UAF's graduate program in Anthropology offers study in the four subfields of anthropology: social/cultural anthropology, archaeology, biological anthropology, and linguistic anthropology.
The UAF Department of Anthropology is committed to scholarship and research in anthropology with a general geographic focus on the circumpolar regions of the north as well as research and instruction covering a variety of world areas and topical subjects. The teaching and research activities in the department cover the four sub-fields of the discipline: archaeology, biological anthropology, linguistic and social/cultural anthropology. The graduate program offers students the opportunity to concentrate study in one of the four sub-fields, to gain research experience and training in the field and in the laboratory, and emphasizes empirical and applied studies.
The core of any student’s program is his/her advising committee and the Graduate Study Plan s/he develops with them. This plan outlines subject areas on which the student needs to concentrate, language(s) and research tools and a timeline for completion. The Graduate Study Plan is filed with Graduate School and in Department files. Both M.A. and Ph.D. degrees require that a written research proposal be approved by the student’s Advisory Committee. Ph.D. prospectuses are presented publicly.
New Deadline for Graduate Applications
Our internal department deadline for admission to the graduate program is January 15 of each year for students who wish to be simultaneously considered for both Fall admission and teaching asssistantships. We do not offer teaching assistantships to mid-year applicants.

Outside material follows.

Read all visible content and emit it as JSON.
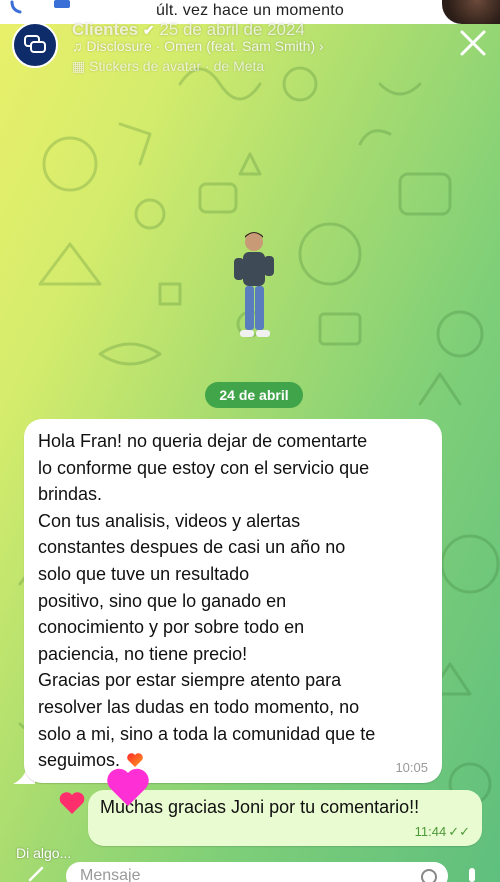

The Master's degree program prepares students to: (1) pursue more advanced training leading to a PhD in anthropology, (2) teach anthropology within secondary education and/or undergraduate levels of higher education, or (3) pursue career positions in various levels of government and business in which anthropological training and/or expertise is beneficial.
M.A. students will acquire a comprehensive understanding of their subfield of concentration including its history, current theoretical perspectives, and research methodologies. They will furthermore be able to write fundable research proposals and produce professional reports andlor publishable papers and/or museum projects. Students will be able to independently design and conduct archival, laboratory and/or field research.
The primary focus of the PhD program is study of the prehistory, history and contemporary world of the people and cultures of the circumpolar North. Students may concentrate on any of the four subfields of anthropology (some research in biological anthropology does not focus on the North).
Ph.D. students will further develop and demonstrate a comprehensive understanding of their subfield of concentration including its history, current theoretical perspectives, and research methodologies, as well as an in-depth understanding of topics directly related to their planned research project. They will furthermore be able to write fundable research proposals and produce professional reports, publishable papers, and books. Students will be able to independently design and conduct archival, laboratory and/or field research.
For more information on graduate studies in anthropology at UAF, please contact the Graduate Studies Director, Dr. David Koester (dckoester @ alaska.edu). Current and prospective anthropology graduate students should also directly contact a member of the faculty that would potentially serve as a thesis advisor.